*** Begin section ***
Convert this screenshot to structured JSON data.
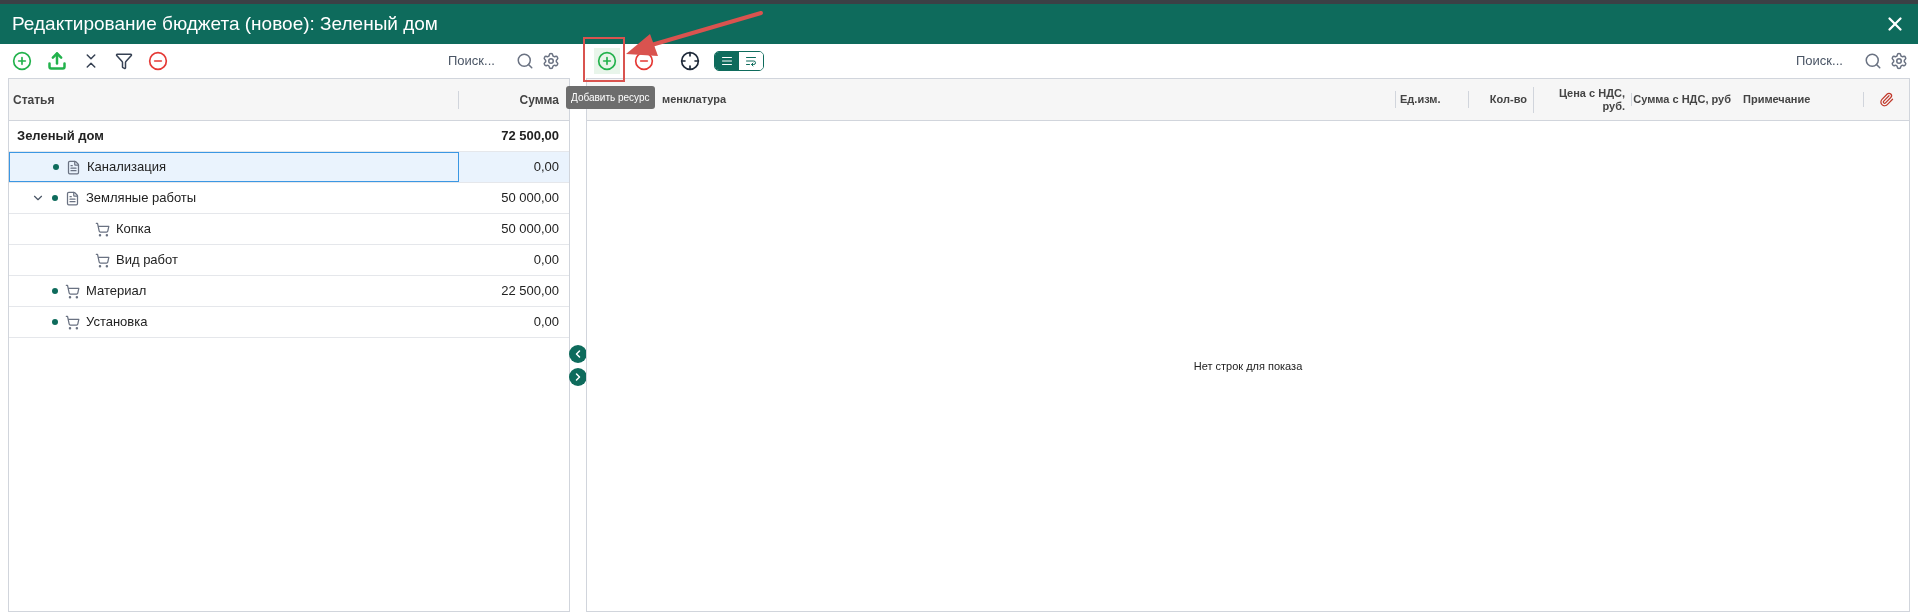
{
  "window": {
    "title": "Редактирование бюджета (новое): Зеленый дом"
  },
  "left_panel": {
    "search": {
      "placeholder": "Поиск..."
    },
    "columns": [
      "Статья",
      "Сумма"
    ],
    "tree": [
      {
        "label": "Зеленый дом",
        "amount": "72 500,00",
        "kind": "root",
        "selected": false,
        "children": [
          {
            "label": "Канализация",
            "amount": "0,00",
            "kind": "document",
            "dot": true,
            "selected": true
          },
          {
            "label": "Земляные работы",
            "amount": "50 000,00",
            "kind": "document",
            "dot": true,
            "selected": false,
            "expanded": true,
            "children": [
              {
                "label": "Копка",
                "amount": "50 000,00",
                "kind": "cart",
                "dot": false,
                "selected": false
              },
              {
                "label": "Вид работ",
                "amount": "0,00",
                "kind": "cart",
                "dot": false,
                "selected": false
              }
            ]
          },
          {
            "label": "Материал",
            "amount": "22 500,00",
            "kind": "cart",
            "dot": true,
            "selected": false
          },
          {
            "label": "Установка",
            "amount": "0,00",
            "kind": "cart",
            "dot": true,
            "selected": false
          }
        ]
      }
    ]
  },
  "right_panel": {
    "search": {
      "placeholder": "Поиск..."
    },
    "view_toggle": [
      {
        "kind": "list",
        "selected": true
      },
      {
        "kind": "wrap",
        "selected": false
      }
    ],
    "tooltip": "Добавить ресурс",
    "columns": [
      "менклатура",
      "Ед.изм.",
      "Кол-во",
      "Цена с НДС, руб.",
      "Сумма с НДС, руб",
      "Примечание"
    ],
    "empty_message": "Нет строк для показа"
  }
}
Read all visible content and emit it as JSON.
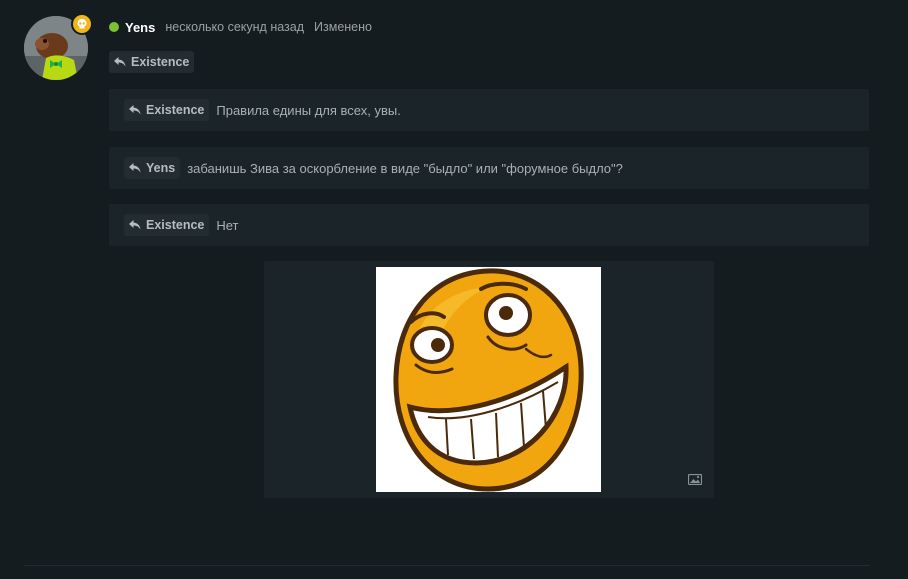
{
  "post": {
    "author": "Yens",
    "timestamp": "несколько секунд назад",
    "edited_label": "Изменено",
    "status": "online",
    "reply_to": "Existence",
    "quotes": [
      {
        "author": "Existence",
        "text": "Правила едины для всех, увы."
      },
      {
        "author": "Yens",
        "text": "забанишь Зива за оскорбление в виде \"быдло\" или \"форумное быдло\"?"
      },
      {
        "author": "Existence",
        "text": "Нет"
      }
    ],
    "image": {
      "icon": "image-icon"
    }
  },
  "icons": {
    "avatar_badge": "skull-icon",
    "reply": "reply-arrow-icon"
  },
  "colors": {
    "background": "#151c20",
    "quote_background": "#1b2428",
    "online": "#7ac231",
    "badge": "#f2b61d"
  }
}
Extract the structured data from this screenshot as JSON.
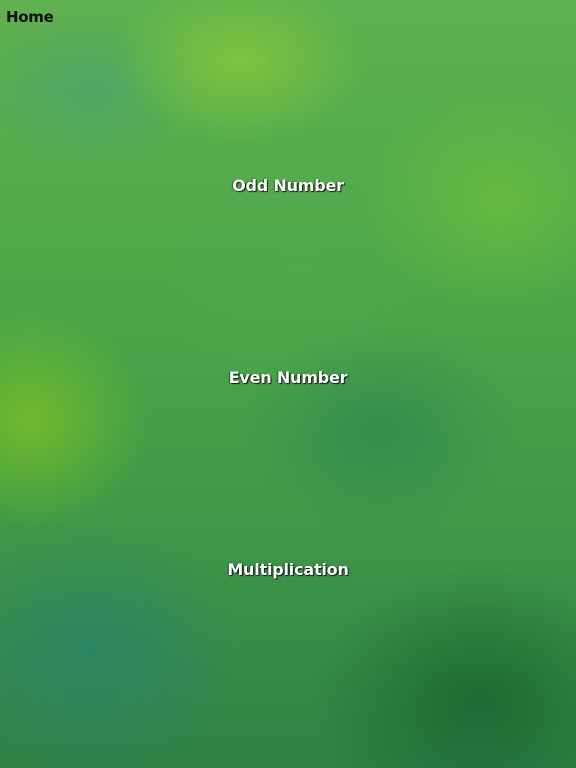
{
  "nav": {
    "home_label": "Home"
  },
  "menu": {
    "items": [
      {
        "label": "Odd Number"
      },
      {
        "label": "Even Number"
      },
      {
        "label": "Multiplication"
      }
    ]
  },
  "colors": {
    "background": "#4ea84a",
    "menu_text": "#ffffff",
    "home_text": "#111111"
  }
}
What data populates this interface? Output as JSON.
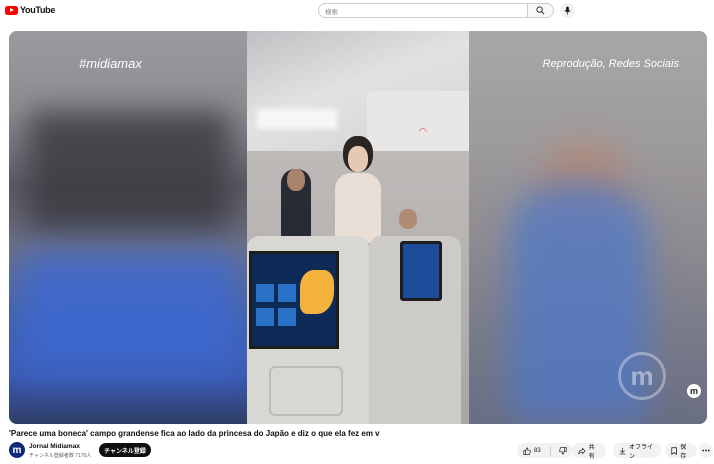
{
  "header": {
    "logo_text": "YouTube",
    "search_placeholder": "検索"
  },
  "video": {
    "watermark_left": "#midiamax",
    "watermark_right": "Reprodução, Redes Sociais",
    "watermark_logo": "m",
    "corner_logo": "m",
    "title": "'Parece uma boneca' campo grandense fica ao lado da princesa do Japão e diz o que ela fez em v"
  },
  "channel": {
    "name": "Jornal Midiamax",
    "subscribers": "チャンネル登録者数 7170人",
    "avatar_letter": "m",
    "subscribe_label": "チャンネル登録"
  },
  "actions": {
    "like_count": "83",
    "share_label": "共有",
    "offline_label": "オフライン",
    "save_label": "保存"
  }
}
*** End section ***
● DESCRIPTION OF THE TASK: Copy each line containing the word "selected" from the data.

● WRITTEN RESPONSE:
        "selected": false,
            "selected": true
            "selected": false,
                "selected": false
                "selected": false
            "selected": false
            "selected": false
        "selected": true
        "selected": false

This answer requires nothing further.